**Instructions to follow**.
Below are the records; copy every line in them that holds the string "name".

**Given data**.
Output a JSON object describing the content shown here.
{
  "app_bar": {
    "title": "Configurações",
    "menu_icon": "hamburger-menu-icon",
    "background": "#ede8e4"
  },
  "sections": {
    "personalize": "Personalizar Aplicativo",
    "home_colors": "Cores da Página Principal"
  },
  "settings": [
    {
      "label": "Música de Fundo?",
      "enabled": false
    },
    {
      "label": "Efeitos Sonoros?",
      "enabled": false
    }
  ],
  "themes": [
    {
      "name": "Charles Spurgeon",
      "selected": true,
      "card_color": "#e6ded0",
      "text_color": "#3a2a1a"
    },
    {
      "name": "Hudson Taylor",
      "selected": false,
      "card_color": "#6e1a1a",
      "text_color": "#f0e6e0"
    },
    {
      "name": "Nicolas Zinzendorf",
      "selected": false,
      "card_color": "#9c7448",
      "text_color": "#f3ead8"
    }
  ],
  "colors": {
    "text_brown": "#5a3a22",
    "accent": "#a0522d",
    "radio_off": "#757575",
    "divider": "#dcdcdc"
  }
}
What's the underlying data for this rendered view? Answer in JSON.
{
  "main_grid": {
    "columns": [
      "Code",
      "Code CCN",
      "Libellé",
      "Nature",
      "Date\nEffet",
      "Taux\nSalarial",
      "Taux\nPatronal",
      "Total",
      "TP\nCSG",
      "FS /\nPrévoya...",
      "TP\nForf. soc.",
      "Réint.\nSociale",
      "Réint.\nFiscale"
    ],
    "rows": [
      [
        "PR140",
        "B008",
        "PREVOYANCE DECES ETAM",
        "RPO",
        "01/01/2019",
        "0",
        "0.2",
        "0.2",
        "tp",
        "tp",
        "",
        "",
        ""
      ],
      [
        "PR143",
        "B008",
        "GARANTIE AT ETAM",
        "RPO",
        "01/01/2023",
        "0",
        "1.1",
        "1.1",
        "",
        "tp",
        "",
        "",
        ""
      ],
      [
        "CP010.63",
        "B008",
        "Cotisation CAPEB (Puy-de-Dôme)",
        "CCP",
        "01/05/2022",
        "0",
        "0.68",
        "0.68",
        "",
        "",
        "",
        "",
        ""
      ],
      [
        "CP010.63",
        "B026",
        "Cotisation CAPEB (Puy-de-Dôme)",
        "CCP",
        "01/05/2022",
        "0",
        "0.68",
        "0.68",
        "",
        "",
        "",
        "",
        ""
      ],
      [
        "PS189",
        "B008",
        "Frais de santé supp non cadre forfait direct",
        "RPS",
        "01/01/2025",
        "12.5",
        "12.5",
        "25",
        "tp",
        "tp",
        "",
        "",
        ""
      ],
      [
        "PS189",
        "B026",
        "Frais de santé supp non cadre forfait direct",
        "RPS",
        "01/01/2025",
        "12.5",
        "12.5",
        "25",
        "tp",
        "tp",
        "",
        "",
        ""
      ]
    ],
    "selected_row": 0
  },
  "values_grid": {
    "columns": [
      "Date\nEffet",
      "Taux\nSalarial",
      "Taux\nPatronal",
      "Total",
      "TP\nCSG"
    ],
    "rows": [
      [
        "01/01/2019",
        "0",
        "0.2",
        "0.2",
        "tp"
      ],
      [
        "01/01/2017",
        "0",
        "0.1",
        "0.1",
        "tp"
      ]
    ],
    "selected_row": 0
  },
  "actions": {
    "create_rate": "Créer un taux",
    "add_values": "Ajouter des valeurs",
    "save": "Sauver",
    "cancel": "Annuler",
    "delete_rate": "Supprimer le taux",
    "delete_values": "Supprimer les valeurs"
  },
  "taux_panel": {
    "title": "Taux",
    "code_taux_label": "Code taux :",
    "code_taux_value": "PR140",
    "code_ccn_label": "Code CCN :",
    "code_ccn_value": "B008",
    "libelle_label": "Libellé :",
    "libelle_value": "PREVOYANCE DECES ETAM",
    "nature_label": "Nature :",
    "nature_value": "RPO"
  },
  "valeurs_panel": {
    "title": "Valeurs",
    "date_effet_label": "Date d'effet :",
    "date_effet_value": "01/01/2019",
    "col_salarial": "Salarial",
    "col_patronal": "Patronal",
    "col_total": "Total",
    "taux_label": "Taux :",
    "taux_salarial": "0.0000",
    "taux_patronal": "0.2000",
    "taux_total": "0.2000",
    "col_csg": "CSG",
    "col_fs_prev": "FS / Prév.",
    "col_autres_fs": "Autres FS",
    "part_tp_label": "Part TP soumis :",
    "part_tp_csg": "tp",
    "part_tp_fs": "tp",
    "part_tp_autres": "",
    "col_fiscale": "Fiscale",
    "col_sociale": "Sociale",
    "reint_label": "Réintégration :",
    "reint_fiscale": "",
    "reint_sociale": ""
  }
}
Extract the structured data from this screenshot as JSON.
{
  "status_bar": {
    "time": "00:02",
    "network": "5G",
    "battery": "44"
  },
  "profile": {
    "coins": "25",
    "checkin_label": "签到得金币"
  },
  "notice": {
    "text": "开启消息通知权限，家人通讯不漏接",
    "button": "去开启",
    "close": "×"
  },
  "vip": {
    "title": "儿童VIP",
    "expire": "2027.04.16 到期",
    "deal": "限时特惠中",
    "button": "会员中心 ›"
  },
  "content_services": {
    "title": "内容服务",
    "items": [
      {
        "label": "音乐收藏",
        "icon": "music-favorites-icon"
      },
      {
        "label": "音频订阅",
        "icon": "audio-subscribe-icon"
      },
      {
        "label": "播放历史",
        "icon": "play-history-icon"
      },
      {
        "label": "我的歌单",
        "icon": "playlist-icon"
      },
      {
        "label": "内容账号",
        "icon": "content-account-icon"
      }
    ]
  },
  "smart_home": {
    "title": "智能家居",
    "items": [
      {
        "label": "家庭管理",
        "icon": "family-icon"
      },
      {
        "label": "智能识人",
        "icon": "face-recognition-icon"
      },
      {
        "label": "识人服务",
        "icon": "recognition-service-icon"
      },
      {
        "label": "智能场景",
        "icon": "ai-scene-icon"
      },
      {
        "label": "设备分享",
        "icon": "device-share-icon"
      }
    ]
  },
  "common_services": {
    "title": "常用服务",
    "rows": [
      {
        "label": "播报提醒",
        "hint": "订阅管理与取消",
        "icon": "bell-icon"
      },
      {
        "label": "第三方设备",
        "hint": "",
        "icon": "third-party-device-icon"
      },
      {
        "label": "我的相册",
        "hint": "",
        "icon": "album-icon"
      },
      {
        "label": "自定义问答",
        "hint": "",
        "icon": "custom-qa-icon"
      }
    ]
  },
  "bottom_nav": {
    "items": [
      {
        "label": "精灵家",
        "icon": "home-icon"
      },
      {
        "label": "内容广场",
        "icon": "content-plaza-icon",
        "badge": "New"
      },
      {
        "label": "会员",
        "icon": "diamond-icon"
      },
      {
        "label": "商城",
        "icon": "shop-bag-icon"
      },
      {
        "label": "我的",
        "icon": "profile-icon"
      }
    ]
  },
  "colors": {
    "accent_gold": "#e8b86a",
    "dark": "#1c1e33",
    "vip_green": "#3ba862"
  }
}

**Answer to the exercise**.
      "name": "Charles Spurgeon",
      "name": "Hudson Taylor",
      "name": "Nicolas Zinzendorf",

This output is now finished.